Wholesalers should consider multiple issues when purchasing a handheld system, Brandt says.
“Functionality is a priority,” she explains. “What do they need the device to do? Measure driver productivity, prevent service failures, provide driver location information? Are they most concerned with accessing real-time information in order to make the route plan better?”
For hardware, distributors also must decide how far the solution needs to go and how mobile the solution needs to be, Pilz says.
“Some payback can come from integration into the truck systems, which would, of course, be more costly,” he explains.
Other things to consider are shelf-life and ruggedness of the equipment, he says. “Before getting into the process, the wholesaler needs to clearly understand where the potential savings can come from, what environment he operates, what customer structure he has, before he can start shopping for the right solution.”
bMobile Technology, Eagle, Idaho, offers a new version of Route Manager software that provides computer systems with mobile invoicing, presales order gathering and full route management. The system is designed to integrate with the office accounting system and eliminates the need for redundant data entry and can streamline the sales process. Barcode scanning, signature capture, load sheets and inventory control are some of the ways the system helps with routing.
Intervolve’s solutions support a variety of handheld devices. “Often, the best device differs by user scenario,” Smith says. “For example, salespeople can use full-screen tablets, laptops or Palm or PocketPC devices, depending on their portability needs and the need to synchronize with the warehouse. With WiFi capability, these devices can sync from any location. With small, portable printers, a salesperson could print orders at the customer site or in the vehicle, whichever is more convenient and efficient. Small form-factor wireless printers can save a significant amount of time by providing immediate print-outs without having to go back outside to the vehicle.”
Another aspect to consider is whether the routing software program integrates with GPS tracking software. A GPS device can be placed in a bed of a truck to pinpoint where the truck is at all times. In addition, routing software programs can be uploaded into the GPS unit. If the driver has a computer onboard, this allows the driver to punch in where he is supposed to be for the day, what he is delivering and how much he is delivering. On the other side, the headquarters location can know if the driver is in his cab, where the driver is along his route, the reason a driver could be running late, road conditions he is experiencing, and speeds driven along the way.
“The systems are so advanced they can even tell the braking conditions,” Buttarazzi says. “Is he hitting the brakes too hard? Or how long was he in first gear, when he should have been shifting to second?”
Ease of use
Distribution companies can motivate drivers, delivery personnel and salespeople on the benefits of routing software and hardware by allowing them to be involved in the entire process.

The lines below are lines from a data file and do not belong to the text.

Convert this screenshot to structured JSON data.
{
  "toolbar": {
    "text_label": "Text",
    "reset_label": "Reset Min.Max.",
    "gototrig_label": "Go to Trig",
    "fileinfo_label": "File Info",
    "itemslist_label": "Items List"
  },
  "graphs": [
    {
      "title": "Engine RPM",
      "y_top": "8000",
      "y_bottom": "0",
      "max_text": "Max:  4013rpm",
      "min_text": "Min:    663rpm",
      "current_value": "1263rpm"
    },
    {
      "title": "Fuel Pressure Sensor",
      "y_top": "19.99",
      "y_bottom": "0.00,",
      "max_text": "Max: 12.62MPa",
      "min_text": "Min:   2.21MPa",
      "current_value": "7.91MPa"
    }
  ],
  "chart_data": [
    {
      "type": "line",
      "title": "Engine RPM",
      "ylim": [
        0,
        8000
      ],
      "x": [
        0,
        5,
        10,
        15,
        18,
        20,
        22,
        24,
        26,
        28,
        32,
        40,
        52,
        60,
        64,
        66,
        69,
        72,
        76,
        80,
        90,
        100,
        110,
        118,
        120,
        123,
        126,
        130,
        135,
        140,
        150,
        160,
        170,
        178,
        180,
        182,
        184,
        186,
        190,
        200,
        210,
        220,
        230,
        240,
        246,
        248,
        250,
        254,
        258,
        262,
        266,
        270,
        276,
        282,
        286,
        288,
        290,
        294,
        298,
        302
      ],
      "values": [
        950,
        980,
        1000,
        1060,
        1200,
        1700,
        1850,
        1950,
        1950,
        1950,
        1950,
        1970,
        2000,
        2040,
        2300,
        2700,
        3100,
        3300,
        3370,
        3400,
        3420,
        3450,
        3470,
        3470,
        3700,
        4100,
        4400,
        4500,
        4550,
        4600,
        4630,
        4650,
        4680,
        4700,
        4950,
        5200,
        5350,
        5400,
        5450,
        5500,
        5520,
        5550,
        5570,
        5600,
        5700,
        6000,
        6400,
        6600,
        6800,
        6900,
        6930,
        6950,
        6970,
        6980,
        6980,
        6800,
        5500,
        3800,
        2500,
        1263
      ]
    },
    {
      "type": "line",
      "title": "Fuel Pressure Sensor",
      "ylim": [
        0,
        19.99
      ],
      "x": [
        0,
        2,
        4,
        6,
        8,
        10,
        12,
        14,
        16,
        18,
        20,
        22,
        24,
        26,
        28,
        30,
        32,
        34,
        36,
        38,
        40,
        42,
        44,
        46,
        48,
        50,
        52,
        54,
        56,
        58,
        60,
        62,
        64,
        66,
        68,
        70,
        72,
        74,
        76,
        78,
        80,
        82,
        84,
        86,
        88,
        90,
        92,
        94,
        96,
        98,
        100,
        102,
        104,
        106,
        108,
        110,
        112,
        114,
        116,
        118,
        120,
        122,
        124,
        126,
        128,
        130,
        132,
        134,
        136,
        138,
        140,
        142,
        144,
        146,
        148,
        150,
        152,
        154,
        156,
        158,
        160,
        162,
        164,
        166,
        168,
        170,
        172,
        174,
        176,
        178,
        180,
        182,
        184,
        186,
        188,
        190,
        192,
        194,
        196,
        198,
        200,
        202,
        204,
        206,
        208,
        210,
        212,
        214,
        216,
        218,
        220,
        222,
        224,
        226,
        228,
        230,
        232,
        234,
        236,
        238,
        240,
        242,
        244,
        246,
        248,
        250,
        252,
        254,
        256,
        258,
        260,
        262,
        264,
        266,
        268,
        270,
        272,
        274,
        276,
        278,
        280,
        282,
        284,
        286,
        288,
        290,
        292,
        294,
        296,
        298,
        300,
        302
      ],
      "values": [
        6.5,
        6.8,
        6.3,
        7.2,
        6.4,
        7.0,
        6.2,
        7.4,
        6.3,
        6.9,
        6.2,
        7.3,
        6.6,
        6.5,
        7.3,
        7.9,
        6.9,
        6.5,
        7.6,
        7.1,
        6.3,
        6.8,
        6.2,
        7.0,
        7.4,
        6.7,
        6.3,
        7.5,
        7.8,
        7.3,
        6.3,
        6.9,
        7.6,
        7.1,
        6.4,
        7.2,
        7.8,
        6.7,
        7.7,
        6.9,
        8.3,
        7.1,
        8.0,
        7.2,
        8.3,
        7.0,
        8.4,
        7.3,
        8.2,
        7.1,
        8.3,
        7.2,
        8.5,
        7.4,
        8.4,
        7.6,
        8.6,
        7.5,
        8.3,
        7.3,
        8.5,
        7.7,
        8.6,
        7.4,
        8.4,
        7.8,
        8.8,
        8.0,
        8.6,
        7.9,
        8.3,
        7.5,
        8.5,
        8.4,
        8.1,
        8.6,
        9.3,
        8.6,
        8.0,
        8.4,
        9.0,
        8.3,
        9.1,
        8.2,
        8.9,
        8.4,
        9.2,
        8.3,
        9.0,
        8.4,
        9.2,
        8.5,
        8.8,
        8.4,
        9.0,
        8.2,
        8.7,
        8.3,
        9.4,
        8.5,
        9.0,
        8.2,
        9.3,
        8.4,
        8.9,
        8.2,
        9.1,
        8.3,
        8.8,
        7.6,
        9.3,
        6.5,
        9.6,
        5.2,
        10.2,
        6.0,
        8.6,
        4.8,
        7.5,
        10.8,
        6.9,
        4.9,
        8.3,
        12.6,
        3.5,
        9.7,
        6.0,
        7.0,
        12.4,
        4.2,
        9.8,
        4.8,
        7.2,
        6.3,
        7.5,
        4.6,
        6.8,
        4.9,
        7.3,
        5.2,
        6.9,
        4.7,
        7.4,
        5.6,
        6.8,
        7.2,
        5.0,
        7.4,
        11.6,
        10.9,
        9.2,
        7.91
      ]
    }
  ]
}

“Provide the staff with information on how this solution will allow greater success for the organization, and in turn, benefit employees,” Brandt says. “Explain how the different tools will be useful in relation to each employee’s position.”